eradicated guinea worm. i mean to go to a village. no longer anywhere, it is a celebration. i mean one of the good things about the protestant is we don't give money to the government. we send people in to teach. the help people in that country how to do something and we work with the people in the villages. with and and the health department does too and we work with them and they do the work. i mean to just to go to a village and explain to them about anywhere if you can get the chief to prove that's what you have to do. but if they see that i hear it from another. country they're so happy you're there. but just to see to go back when it's gone from a village or almost gone. and the hope it gives to them that it most the time. it's the first thing they have ever seen that was successful.
and it's just so wonderful just to see the hope of life. it's something good is happening. yeah, they made to get emotional. what's your advice to future first ladies or first husbands? well in the first place, i would say enjoy it which is what ladybird told me but and i think i have learned that you can do anything you want to they used to ask me if i thought the first lady ought to be paid. if you get paid then i have to do what first lady is supposed to do, but you can do anything you want to and it's such a great. soapbox. i mean, it's just such a great opportunity. so i would i would advise any first lady to do what she wanted to do if she doesn't want and another thing i learn is you're gonna be criticized no matter matter what you do i could have
stayed there white has port t had receptions and i would have been criticized. as much as i was criticized outside, but what i did, but and i got a lot of criticism. but you learn to live with it as i said earlier. i mean just live with you expected and you live with it and never let it influence me. but i would just tell her also just to enjoy it and do what she wanted to do and and the process i know she'll that i and another first lady well have things that she wants to do because women have changed in this time. you know, what women do now it's changed for what they did when i grew up. i could be a secretary. school teacher librarian a few things but but now women most women will active. so i just do what you want to do and don't worry about the criticism.
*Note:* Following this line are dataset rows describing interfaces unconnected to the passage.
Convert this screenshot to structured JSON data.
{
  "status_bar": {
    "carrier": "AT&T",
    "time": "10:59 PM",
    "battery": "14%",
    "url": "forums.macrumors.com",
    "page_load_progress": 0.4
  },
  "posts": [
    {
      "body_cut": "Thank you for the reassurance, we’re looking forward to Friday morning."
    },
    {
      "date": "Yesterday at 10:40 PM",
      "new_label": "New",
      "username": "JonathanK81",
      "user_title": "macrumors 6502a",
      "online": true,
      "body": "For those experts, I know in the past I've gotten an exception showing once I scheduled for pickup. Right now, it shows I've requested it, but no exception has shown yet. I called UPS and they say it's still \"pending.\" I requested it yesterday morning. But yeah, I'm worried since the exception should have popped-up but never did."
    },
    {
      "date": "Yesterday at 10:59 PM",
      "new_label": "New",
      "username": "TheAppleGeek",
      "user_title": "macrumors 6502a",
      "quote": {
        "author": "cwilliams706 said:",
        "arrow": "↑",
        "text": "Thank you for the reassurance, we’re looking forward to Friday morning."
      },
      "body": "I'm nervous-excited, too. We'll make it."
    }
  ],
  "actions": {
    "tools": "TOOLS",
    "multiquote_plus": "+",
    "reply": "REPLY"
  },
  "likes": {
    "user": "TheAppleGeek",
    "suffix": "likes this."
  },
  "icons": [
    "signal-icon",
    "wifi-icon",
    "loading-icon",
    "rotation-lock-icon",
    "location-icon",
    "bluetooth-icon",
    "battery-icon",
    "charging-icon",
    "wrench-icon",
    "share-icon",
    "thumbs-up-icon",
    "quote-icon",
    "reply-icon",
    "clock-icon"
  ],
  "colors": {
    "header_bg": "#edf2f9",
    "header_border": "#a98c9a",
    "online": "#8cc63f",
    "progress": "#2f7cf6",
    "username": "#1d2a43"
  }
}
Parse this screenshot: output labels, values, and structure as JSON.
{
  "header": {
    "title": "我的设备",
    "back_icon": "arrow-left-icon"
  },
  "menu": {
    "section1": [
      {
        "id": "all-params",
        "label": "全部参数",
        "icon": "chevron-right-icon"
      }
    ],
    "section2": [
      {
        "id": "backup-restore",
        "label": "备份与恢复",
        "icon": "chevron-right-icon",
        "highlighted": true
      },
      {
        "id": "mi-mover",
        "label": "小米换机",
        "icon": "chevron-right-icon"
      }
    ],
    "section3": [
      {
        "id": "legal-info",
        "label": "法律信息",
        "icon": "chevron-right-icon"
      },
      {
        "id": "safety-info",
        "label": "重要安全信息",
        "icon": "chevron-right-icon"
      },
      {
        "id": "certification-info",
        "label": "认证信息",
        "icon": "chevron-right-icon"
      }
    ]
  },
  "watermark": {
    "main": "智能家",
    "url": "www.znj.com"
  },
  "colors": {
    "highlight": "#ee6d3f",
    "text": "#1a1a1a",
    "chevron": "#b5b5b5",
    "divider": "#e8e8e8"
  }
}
thank you for joining us on american history tv for this special. look at rosalyn carter in her own words next week nancy reagan the former hollywood actress and first lady of california who deployed her keen political instincts in the white house to guide ronald reagan's presidency towards success and who humanized the devastating impact of alzheimer's disease with her care for the former president and his final years american history tvs first lady series is also available as a podcast you can find it